In 1893, the Louvre bought a painting by the Dutch artist, Frans Hals. When it arrived and was uncrated, boy were they in for a surprise. The title of the painting was Carousing Couple. It was done in 1630. It looked like a Hals. It was a typical Hals subject. Even the Dutch themselves said it was a Hals. But upon closer inspection, down in the corner was a signature, and it didnít say "Frans Hals." It was a strange little thing, a J*L (the initials J L separated by a star). The seller got a nasty letter from the Louvre demanding an explanation. A few days later, it came in the form of another letter with an apology. It seems the work was by a student of Hals, and apparently an unofficial one at that. The J and L stood for Judith Leyster. The Louvre was aghast..."This was done by a woman?" How could the work of an unknown student, and a female one at that, have been mistaken all these years for a genuine Frans Hals?
It wasn't hard, really. Judith Leyster is a somewhat enigmatic artist at best. She was born in 1609 in Haarlem, Netherlands, the daughter of a weaver and brewery owner (strange combination) who died when she was fifteen. Forced at an early age to make her own way in the world, she followed her natural inclinations and became a painter. There's no doubt she and Frans Hals were good friends and if she was, indeed, his student, any instruction he gave would seem to have been "after hours." She may also have studied under Frans' brother, Dirck Hals. At any rate, by the time she was nineteen, she was a working artist in Haarlem and apparently a very successful one.
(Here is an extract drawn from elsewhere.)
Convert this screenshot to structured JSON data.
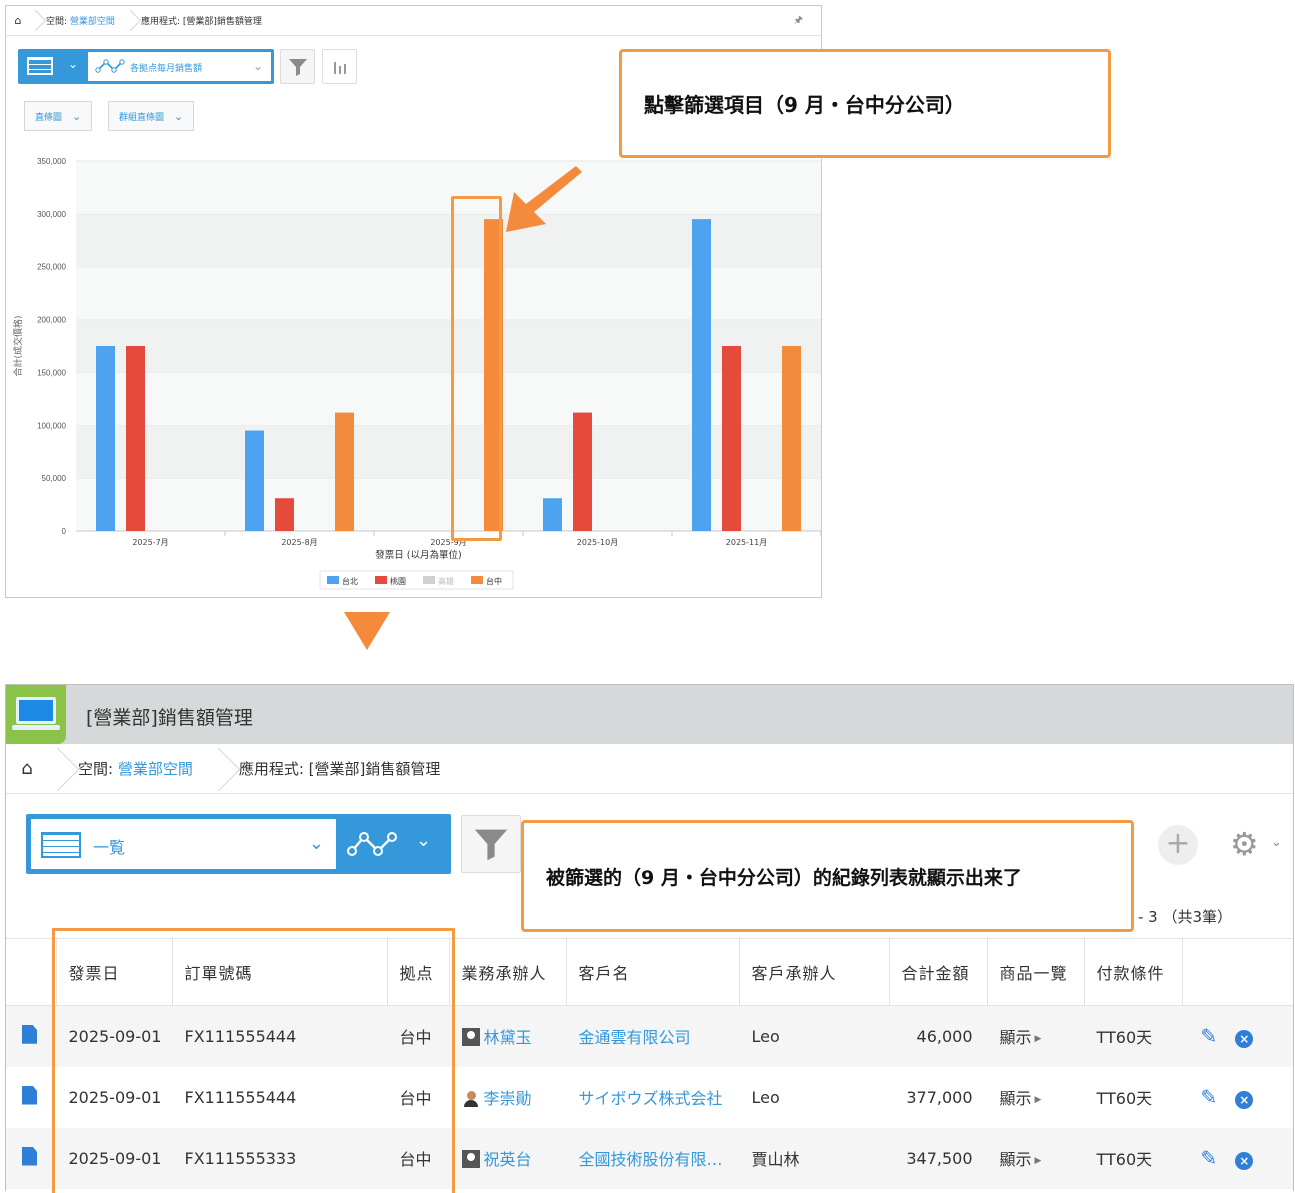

In the 1633 (she would have been 24 at the time), she became the only female artist in the Haarlem painters guild; rubbing elbows with the likes of Rembrandt, Hals, Vermeer, and de Grebber. She even took on three male students as apprentices. Her work is very much like Hals with the strong influence of the Utrecht School and their devotion to the dramatic, artificial lighting of Caravaggio. Her most famous work came from this period, Man Offering a Woman Money. One might even guess the work to be autobiographical.
In 1633, in joining the painter's guild, she met a fellow artist, Jan Miense Molenaer, also a follower of Hals. In digging back through the past and rediscovering Judith Leyster, art historians from the Louvre stumbled upon the kind of situation that keeps art historians awake at night. They found, not surprisingly one would think, that Leyster and her husband-to-be shared a studio, and not only that, shared the same props, some of the same models, and far worse (from their purist point of view at least) may even have worked on each other's paintings. In fact, in her 1633 painting, The Concert she used Molenaer as the model for the violinist and may have painted herself as the singer. One of Leyster's most charming works, A Boy and a Girl with a Cat and an Eel was done about this time too. In 1636, Judith and Jan were married; and either in following the custom of the time, or perhaps forced to do so by her wifely and motherly duties, Judith Leyster gave up painting. Of her 28 paintings known to exist, only one dates from after her marriage. Obscurity set in. Appearances count more than signatures, especially one as ambiguous as J*L. Hals, or her husband, Molenaer, got credit for her work. Only in the last hundred years, thanks to the Louvre, has the name, Leyster (Lode Star in Dutch), come to represent the career of one of the most remarkable artists of either sex in the long, colourful history of Dutch painting.